You know what that is? Growth. Season four of Insecure brings some serious character development to the individuals and relationships we've watched blossom over the last few years. Issa's Block Party dreams come to fruition and are beautifully successful in paving the way for her career path. Lawrence prospers at work and is able to understand what he's looking for in a partner and, more specifically, rethink his past with Issa. Molly, well, Molly still has some work to do, but let's not discredit the progress she makes at letting Andrew in and accepting him for who he is. And Nathan has come back into the picture with a new apartment and an openness that has Issa and viewers alike putting his past into perspective.

In the penultimate episode of the season, "Lowkey Trying," the handsome Houston native (played by Kendrick Sampson) opens up about what he was going through last season. For anyone who forgot: after connecting on an emotional level and dating for a little bit, Nathan "ghosted" Issa. Like the act of ghosting tends to go, Nathan disappeared to Texas without a heads up or text message until the season three finale. He told Issa he was in a bad place, and viewers could see the pain in his eyes. It isn't until the most recent episode that he opens up about how seriously he was struggling, and it is a strikingly candid conversation we so rarely see portrayed in television.
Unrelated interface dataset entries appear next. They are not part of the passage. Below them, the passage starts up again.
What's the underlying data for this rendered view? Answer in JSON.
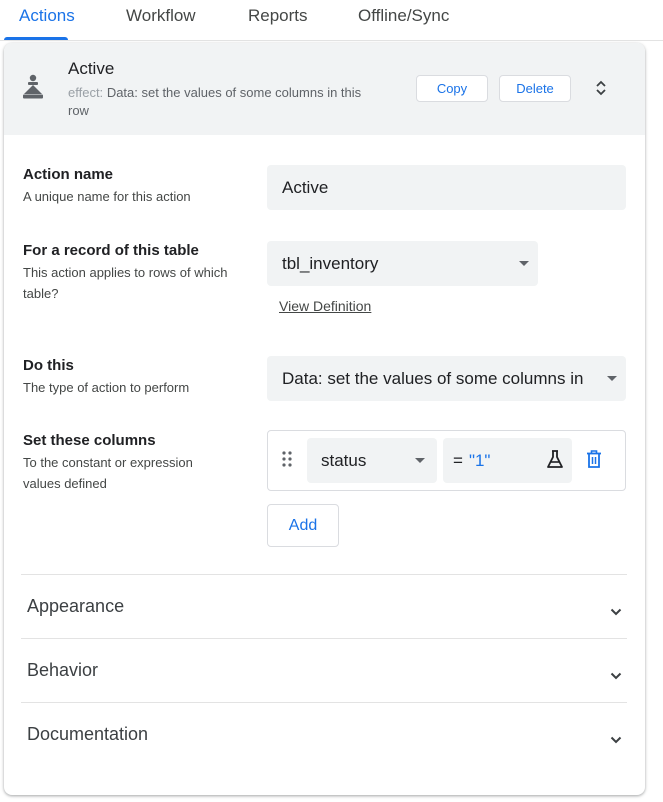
{
  "tabs": [
    {
      "label": "Actions",
      "active": true
    },
    {
      "label": "Workflow",
      "active": false
    },
    {
      "label": "Reports",
      "active": false
    },
    {
      "label": "Offline/Sync",
      "active": false
    }
  ],
  "header": {
    "icon": "action-person-icon",
    "title": "Active",
    "effect_label": "effect:",
    "effect_text": "Data: set the values of some columns in this row",
    "copy_label": "Copy",
    "delete_label": "Delete",
    "expand_icon": "unfold-icon"
  },
  "action_name": {
    "title": "Action name",
    "description": "A unique name for this action",
    "value": "Active"
  },
  "table": {
    "title": "For a record of this table",
    "description": "This action applies to rows of which table?",
    "value": "tbl_inventory",
    "view_definition_label": "View Definition"
  },
  "do_this": {
    "title": "Do this",
    "description": "The type of action to perform",
    "value": "Data: set the values of some columns in this row"
  },
  "set_columns": {
    "title": "Set these columns",
    "description": "To the constant or expression values defined",
    "rows": [
      {
        "column": "status",
        "operator": "=",
        "expression": "\"1\""
      }
    ],
    "add_label": "Add"
  },
  "sections": [
    {
      "label": "Appearance"
    },
    {
      "label": "Behavior"
    },
    {
      "label": "Documentation"
    }
  ],
  "colors": {
    "accent": "#1a73e8",
    "header_bg": "#f1f3f4",
    "field_bg": "#f1f3f4",
    "text": "#202124",
    "muted": "#5f6368"
  }
}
Although he initially says he was battling depression, Nathan shares with Issa that he "didn't just disappear" but was diagnosed with bipolar disorder during that time he spent at home. They both acknowledge their wrongdoings — Issa apologizes that she didn't see when he was hurting, and Nathan apologizes for not knowing how to talk about it. "I had to get comfortable with it," Nathan shares, and the tone and sincerity in their conversation is so beautifully done.

It is a mature and open dialogue filled with compassion and acceptance between the two characters.

This isn't a blow-out fight about the past that ends in a screaming match between the former couple — which could've happened in previous seasons — but it is a mature and open dialogue filled with compassion and acceptance between the two characters. Talking openly with a partner about mental health is not an easy thing to do, but Nathan's vulnerability and how he takes responsibility for the past show how comfortable he is with himself and the place he's in today.

New York Times bestselling author and mental health advocate Bassey Ikpi touched upon their conversation on Twitter and applauded Sampson's portrayal of Nathan, as well as how Insecure has depicted mental illness on screen. "Hats off to @kendrick38 for such a kind and nuanced portrayal of regular ass bipolar disorder. I rewatched the series recently and with that info in mind, I saw the soft and subtle choices and shifts. Bipolar disorder isn't always this spectacle. It has moments that you don't recognize until much later," she wrote.

In real life, Sampson is an advocate for Black mental health, and after Sunday night's episode, he reminded fans how important it is to take care of one's emotional well-being amid the fight for racial justice. "So many barriers to our mental health and so many systems targeting us and trauma around us. We have to put in work to liberate our mental health. We need that radical love in our communities," he wrote, expanding upon the barriers Black men and women face in an essay for Complex.

Throughout this season, Insecure has done a great job of grappling with the topic of mental health. From Molly's ability to face her relationship patterns in therapy to Nathan's openness about having bipolar disorder, the show's creators have represented the realities of real life on screen and helped to erase the stigma around mental illness.

If you or someone you love are experiencing signs or symptoms of bipolar disorder or another mental illness and are seeking mental health help, the National Alliance on Mental Illness has resources and a helpline (1-800-950-6264).